Understanding the excited state properties of molecules provides insight into how they interact with light. These interactions can be exploited to design compounds for photochemical applications, including enhanced spectral conversion of light to increase the efficiency of photovoltaic cells. While chemical discovery is time- and resource-intensive experimentally, computational chemistry can be used to screen large-scale databases for molecules of interest in a procedure known as high-throughput virtual screening. The first step usually involves a high-speed but low-accuracy method to screen large numbers of molecules (potentially millions), so only the best candidates are evaluated with expensive methods. However, use of a coarse first-pass screening method can potentially result in high false positive or false negative rates. Therefore, this study uses machine learning to calibrate a high-throughput technique [eXtended Tight Binding based simplified Tamm-Dancoff approximation (xTB-sTDA)] against a higher accuracy one (time-dependent density functional theory). Testing the calibration model shows an approximately sixfold decrease in the error in-domain and an approximately threefold decrease in the out-of-domain. The resulting mean absolute error of ∼0.14 eV is in line with previous work in machine learning calibrations and out-performs previous work in linear calibration of xTB-sTDA. We then apply the calibration model to screen a 250k molecule database and map inaccuracies of xTB-sTDA in chemical space. We also show generalizability of the workflow by calibrating against a higher-level technique (CC2), yielding a similarly low error. Overall, this work demonstrates that machine learning can be used to develop a cost-effective and accurate method for large-scale excited state screening, enabling accelerated molecular discovery across a variety of disciplines.
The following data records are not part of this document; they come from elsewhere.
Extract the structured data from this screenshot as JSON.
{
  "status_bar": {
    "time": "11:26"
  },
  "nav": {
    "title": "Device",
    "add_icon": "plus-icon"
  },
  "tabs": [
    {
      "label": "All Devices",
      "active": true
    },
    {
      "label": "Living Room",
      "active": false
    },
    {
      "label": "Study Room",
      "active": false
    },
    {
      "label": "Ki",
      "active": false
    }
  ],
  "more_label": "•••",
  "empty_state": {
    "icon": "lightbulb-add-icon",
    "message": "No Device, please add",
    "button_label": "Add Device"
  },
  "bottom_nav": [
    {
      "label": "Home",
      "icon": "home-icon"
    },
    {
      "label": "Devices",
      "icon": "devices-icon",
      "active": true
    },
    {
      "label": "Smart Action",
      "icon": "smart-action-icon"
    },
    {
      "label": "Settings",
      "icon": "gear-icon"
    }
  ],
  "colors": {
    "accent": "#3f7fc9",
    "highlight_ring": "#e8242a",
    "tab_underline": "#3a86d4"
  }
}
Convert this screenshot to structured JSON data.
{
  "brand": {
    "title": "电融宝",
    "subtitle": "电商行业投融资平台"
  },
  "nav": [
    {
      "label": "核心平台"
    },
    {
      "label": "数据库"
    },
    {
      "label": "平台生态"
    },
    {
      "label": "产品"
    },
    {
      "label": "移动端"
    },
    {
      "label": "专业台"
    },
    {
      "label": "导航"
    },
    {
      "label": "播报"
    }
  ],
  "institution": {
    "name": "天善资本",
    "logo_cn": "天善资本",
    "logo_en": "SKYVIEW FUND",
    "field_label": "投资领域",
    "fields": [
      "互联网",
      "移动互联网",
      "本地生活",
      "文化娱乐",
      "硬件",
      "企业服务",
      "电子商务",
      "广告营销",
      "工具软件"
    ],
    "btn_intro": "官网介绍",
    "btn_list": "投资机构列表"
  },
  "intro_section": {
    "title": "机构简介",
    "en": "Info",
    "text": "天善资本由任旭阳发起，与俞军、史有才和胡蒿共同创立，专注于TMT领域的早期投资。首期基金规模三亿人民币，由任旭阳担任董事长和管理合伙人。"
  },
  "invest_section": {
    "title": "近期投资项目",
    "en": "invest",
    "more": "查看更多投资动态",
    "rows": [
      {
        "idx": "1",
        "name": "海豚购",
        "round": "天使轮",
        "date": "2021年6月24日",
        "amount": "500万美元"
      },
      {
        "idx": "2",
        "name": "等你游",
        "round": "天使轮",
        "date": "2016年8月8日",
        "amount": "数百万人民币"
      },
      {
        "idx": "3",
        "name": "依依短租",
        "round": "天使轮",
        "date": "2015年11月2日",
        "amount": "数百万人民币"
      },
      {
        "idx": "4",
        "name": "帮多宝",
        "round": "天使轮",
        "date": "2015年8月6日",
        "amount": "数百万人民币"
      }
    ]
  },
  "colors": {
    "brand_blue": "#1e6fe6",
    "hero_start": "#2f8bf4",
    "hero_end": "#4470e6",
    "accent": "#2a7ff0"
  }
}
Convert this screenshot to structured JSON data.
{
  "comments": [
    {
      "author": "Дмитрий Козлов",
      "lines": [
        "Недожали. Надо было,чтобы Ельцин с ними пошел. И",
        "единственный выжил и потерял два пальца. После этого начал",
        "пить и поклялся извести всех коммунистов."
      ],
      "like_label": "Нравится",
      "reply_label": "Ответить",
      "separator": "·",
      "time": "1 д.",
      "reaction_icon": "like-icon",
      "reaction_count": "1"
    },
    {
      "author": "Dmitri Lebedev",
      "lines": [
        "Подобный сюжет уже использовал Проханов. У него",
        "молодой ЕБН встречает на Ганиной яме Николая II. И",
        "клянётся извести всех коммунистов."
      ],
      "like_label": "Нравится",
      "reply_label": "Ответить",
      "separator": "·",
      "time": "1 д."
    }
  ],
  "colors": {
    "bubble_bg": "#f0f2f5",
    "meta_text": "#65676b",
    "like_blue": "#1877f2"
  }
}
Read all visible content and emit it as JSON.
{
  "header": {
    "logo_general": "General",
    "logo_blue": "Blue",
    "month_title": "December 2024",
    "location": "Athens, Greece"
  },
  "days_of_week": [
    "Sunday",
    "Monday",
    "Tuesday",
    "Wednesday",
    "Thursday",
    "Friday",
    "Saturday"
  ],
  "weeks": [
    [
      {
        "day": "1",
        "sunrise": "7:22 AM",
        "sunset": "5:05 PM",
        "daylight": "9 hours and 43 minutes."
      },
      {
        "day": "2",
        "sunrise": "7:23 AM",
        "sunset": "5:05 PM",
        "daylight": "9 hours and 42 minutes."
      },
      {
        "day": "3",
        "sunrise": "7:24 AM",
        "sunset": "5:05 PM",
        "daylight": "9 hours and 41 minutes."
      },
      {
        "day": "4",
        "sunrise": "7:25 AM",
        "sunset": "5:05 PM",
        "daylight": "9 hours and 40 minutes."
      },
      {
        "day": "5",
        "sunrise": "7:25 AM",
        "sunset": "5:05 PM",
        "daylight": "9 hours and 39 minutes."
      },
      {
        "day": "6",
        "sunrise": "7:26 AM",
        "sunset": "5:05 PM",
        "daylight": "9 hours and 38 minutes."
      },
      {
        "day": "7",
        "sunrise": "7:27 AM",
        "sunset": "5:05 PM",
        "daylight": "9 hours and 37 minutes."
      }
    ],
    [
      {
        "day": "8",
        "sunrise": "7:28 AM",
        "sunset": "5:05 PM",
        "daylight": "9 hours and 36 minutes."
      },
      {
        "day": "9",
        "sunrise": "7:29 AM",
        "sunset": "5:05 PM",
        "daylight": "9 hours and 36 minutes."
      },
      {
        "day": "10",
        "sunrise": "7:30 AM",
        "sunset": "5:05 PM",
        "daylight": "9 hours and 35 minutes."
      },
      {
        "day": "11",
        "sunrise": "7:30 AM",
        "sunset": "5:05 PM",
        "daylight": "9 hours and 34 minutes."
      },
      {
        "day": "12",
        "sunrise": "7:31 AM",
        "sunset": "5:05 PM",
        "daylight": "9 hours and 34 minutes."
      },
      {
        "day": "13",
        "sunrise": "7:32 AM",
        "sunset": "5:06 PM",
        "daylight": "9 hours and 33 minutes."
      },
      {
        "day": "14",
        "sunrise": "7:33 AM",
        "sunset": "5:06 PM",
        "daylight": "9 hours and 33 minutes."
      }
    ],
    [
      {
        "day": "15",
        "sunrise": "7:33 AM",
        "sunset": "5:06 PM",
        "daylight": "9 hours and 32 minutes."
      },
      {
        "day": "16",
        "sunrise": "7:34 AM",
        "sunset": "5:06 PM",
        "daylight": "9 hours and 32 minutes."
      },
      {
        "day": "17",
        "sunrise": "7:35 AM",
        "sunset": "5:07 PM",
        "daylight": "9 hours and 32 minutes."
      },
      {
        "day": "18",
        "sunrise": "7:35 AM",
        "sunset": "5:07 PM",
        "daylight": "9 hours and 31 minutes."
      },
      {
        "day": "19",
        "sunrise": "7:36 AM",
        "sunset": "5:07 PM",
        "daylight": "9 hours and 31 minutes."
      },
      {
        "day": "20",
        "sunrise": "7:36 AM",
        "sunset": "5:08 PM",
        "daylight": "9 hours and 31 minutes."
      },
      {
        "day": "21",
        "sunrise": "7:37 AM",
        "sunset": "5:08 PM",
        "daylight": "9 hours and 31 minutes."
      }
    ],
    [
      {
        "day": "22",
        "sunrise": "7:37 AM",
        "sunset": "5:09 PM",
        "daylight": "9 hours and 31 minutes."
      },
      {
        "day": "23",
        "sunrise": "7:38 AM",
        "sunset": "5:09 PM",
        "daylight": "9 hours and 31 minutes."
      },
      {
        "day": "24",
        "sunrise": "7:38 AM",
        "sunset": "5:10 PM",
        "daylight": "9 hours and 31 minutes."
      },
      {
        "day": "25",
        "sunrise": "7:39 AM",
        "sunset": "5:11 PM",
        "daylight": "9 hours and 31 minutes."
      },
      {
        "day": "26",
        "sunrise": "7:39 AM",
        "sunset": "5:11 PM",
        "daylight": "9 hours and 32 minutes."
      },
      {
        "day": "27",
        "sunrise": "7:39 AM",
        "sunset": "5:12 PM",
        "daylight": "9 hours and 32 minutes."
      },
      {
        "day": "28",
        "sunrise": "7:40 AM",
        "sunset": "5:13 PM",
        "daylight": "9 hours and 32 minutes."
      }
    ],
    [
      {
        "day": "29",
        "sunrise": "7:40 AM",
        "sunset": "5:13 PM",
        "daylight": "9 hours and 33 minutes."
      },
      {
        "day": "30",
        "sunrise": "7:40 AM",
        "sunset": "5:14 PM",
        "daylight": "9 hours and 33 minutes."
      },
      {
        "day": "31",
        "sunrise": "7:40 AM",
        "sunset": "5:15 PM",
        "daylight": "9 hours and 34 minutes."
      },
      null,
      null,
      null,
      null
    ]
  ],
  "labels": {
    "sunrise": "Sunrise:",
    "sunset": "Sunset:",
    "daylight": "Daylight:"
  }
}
Bibliographical noteFunding Information:
S.V. was supported by the Marshall Scholarship. This work made use of the CX1/2 high-performance computing clusters at Imperial College London.82 The authors would like to thank Daniel Davies for useful discussions surrounding machine learning, Kyle Swanson for help and advice about using Chemprop, Jiali Li for helpful discussions regarding active learning, and Martijn Zwijnenburg and Stefano Angioletti-Uberti for fruitful discussions about computational chemistry. The authors also acknowledge the UK Materials and Molecular Modeling Hub for computational resources, which is partially funded by Engineering and Physical Sciences Research Council (EPSRC) (Grant Nos. EP/P020194/1 and EP/T022213/1).
© 2022 Author(s).